## BBC software archaeology

Connecting a BBC Master to a modern laptop over a serial link allowed me to extract a friend’s old programs from 5¼″ floppy discs.

## Compiling Python into an AWS Step Function

A ‘plausibility argument of concept’ for the idea that normal Python code can be compiled into a ‘Lambda function’ and a ‘Step Function’ for use on Amazon Web Services.

## A set of Scratch worksheets

The school my three youngest children go to runs after-school activities, and I was part of a group of volunteers who ran an ‘Advanced Scratch‘ course. This was aimed at 10–12-year-olds who had done a reasonable amount of Scratch already, and wanted to explore more. We spent several sessions developing a much-simplified version of the great puzzle game SpaceChem, and then a few standalone projects. It went pretty well, with most of the students getting a lot done. As part of this, I wrote a set of worksheets, which I’ve now tidied up and made available under CC-BY-SA in case they’re of interest to anyone else: Scratch worksheets 2017/18 (Image above contains content copyright The Scratch Team, used under CC-BY-SA-2.0.

## An interesting piece-fitting puzzle
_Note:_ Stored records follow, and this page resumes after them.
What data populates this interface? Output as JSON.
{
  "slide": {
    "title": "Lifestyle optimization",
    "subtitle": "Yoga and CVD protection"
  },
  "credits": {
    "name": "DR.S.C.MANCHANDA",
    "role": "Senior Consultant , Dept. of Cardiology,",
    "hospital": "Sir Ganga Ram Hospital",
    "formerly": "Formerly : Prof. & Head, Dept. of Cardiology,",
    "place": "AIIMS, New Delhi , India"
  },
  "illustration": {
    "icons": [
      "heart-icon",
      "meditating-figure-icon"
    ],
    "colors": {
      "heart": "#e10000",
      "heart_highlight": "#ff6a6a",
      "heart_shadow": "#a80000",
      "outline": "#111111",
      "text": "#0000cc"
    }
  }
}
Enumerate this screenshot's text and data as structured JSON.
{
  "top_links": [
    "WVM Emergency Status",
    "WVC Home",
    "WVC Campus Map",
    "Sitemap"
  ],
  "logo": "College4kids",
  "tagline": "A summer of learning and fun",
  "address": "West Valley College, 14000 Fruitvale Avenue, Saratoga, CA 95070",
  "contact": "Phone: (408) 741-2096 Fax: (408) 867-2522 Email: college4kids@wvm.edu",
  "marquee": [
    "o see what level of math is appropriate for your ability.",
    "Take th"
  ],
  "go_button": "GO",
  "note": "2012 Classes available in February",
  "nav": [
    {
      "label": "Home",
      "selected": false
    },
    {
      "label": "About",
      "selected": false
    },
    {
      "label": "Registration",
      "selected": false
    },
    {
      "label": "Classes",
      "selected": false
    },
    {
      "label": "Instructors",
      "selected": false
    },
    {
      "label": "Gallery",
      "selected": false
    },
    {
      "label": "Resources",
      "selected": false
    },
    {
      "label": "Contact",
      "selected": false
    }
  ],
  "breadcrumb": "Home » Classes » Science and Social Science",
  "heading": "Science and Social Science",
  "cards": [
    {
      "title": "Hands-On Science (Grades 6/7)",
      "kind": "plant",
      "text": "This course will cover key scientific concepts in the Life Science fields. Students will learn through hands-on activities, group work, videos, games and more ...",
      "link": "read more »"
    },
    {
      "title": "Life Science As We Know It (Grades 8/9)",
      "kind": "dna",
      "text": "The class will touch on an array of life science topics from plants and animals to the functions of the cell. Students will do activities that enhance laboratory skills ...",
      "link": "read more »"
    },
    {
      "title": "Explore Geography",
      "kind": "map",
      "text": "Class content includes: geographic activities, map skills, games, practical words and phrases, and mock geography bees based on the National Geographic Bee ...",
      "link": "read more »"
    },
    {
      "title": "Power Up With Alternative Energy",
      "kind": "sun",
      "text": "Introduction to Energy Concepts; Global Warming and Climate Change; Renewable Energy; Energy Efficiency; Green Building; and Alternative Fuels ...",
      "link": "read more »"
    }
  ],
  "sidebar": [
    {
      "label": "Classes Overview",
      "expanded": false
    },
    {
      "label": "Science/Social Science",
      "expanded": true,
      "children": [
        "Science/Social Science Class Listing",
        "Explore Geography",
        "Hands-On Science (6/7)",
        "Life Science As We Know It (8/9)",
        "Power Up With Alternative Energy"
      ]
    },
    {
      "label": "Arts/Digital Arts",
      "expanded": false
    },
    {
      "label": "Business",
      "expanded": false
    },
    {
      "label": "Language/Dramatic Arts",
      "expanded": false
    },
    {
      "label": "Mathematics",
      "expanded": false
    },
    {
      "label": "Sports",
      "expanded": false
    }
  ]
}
Via mathblogging.org, I came across Math=Love’s blog entry describing a piece-fitting puzzle, and thought it would be interesting to solve it exhaustively and answer the question in the blog entry: So far, we have found two different possible solutions. I’m looking forward to collecting data to help determine if there are more! I did this via a Jupyter notebook, and the results are here. I confirmed that the two known solutions are the only ones, up to symmetries.

## Remote display for pinball machine

To be able to watch our pinball machine’s display from anywhere in the house, my son and I put together a system using a logic analyzer and a Raspberry Pi to broadcast it as streaming video.

## Simpler exponential MazezaM level family

Following on from the previous MazezaM-related post, Aaron Williams and I swapped a few emails about my family of MazezaM levels whose solution lengths are exponential in their sizes. Aaron put forward a simplified family of such levels, and I have now produced an animated demo: Full write-up and demo on GitHub.

## ‘Splat the zombies’ 3D game

I recently got another long-running collaboration to the point of having something to show — a first-person shooter in the browser. This was an idea which Sally, my youngest, had. She drew a bunch of house fronts, and also some ‘zombies’, and then a map of the world where the action takes place. The result is hosted on GitHub pages: It requires a WebGL-capable browser, and I have not put effort into graceful behaviour if this requirement isn’t met. There are some more details, and also the repo itself, on GitHub, although it’s just a dump of the final state of the work rather than a useful history. It was good to experiment with Blender and BabylonJS in the implementation

## Exponential Mazezam level family

As a correction and follow-up to a previous post, I constructed a family of Mazezam levels whose solutions are exponential in the size of the level. Many thanks to Aaron Williams for pointing out my error to me. Full write-up and demo on GitHub.